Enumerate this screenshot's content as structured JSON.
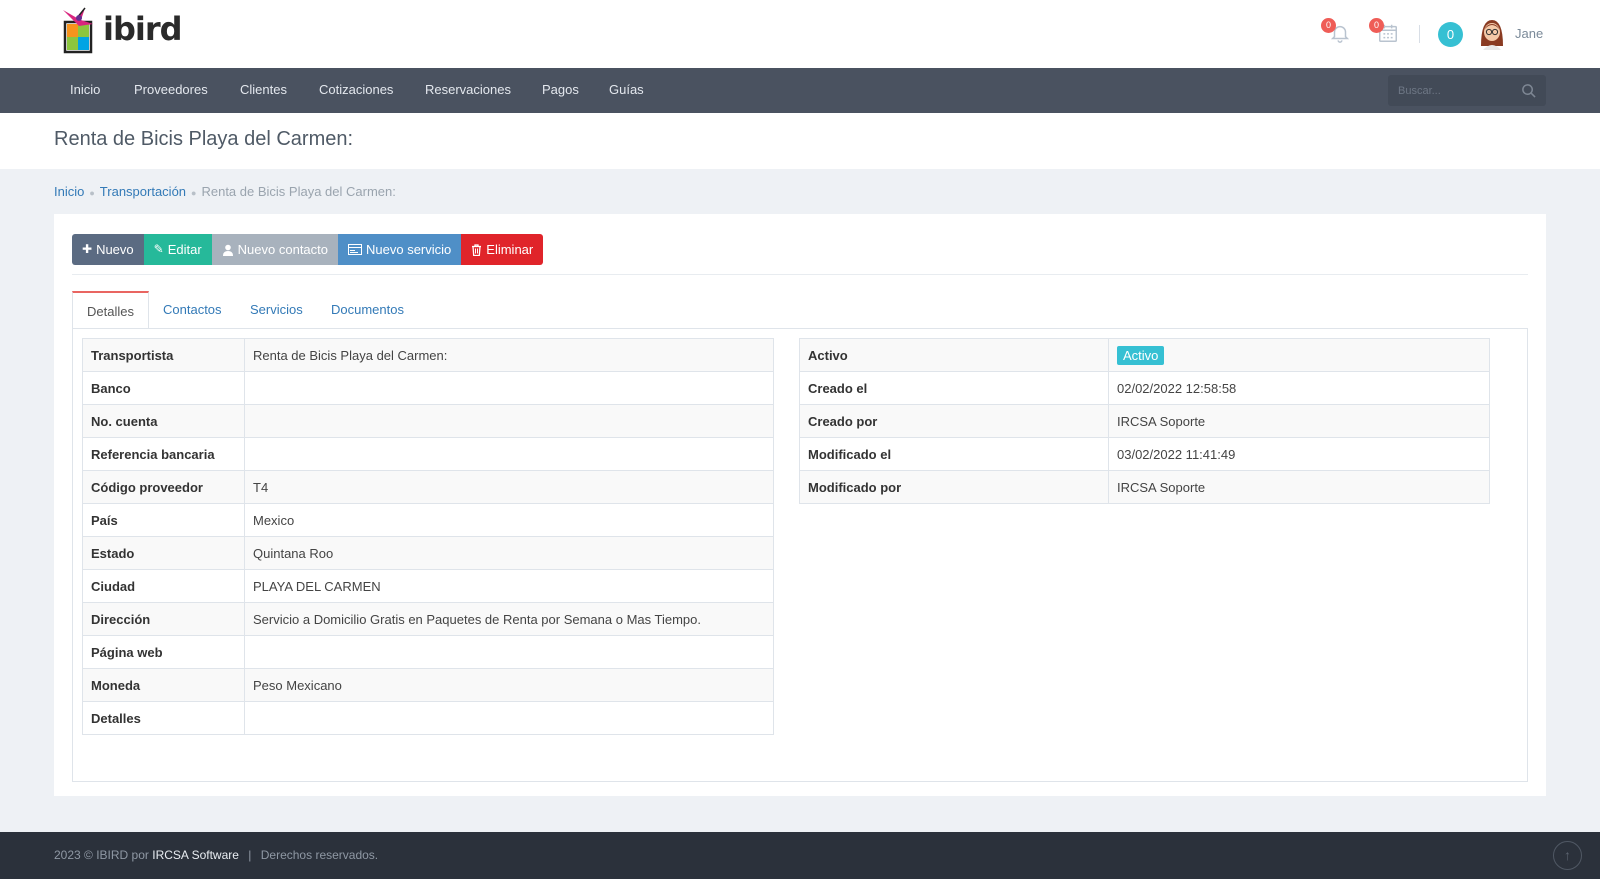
{
  "brand": {
    "logo_text": "ibird"
  },
  "header": {
    "notifications_count": "0",
    "calendar_count": "0",
    "cart_count": "0",
    "username": "Jane"
  },
  "nav": {
    "items": [
      "Inicio",
      "Proveedores",
      "Clientes",
      "Cotizaciones",
      "Reservaciones",
      "Pagos",
      "Guías"
    ],
    "search_placeholder": "Buscar..."
  },
  "page": {
    "title": "Renta de Bicis Playa del Carmen:"
  },
  "breadcrumb": {
    "items": [
      "Inicio",
      "Transportación",
      "Renta de Bicis Playa del Carmen:"
    ]
  },
  "actions": {
    "new": "Nuevo",
    "edit": "Editar",
    "new_contact": "Nuevo contacto",
    "new_service": "Nuevo servicio",
    "delete": "Eliminar"
  },
  "tabs": [
    "Detalles",
    "Contactos",
    "Servicios",
    "Documentos"
  ],
  "details": {
    "rows": [
      {
        "label": "Transportista",
        "value": "Renta de Bicis Playa del Carmen:"
      },
      {
        "label": "Banco",
        "value": ""
      },
      {
        "label": "No. cuenta",
        "value": ""
      },
      {
        "label": "Referencia bancaria",
        "value": ""
      },
      {
        "label": "Código proveedor",
        "value": "T4"
      },
      {
        "label": "País",
        "value": "Mexico"
      },
      {
        "label": "Estado",
        "value": "Quintana Roo"
      },
      {
        "label": "Ciudad",
        "value": "PLAYA DEL CARMEN"
      },
      {
        "label": "Dirección",
        "value": "Servicio a Domicilio Gratis en Paquetes de Renta por Semana o Mas Tiempo."
      },
      {
        "label": "Página web",
        "value": ""
      },
      {
        "label": "Moneda",
        "value": "Peso Mexicano"
      },
      {
        "label": "Detalles",
        "value": ""
      }
    ]
  },
  "meta": {
    "rows": [
      {
        "label": "Activo",
        "value": "Activo",
        "badge": true
      },
      {
        "label": "Creado el",
        "value": "02/02/2022 12:58:58"
      },
      {
        "label": "Creado por",
        "value": "IRCSA Soporte"
      },
      {
        "label": "Modificado el",
        "value": "03/02/2022 11:41:49"
      },
      {
        "label": "Modificado por",
        "value": "IRCSA Soporte"
      }
    ]
  },
  "footer": {
    "prefix": "2023 © IBIRD por",
    "company": "IRCSA Software",
    "separator": "|",
    "rights": "Derechos reservados."
  },
  "colors": {
    "nav_bg": "#4a5260",
    "accent_teal": "#26b99a",
    "accent_cyan": "#36c0d3",
    "danger": "#e0242a",
    "badge_red": "#ef5d57"
  }
}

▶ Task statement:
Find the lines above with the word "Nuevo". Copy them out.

▶ Result:
    "new": "Nuevo",
    "new_contact": "Nuevo contacto",
    "new_service": "Nuevo servicio",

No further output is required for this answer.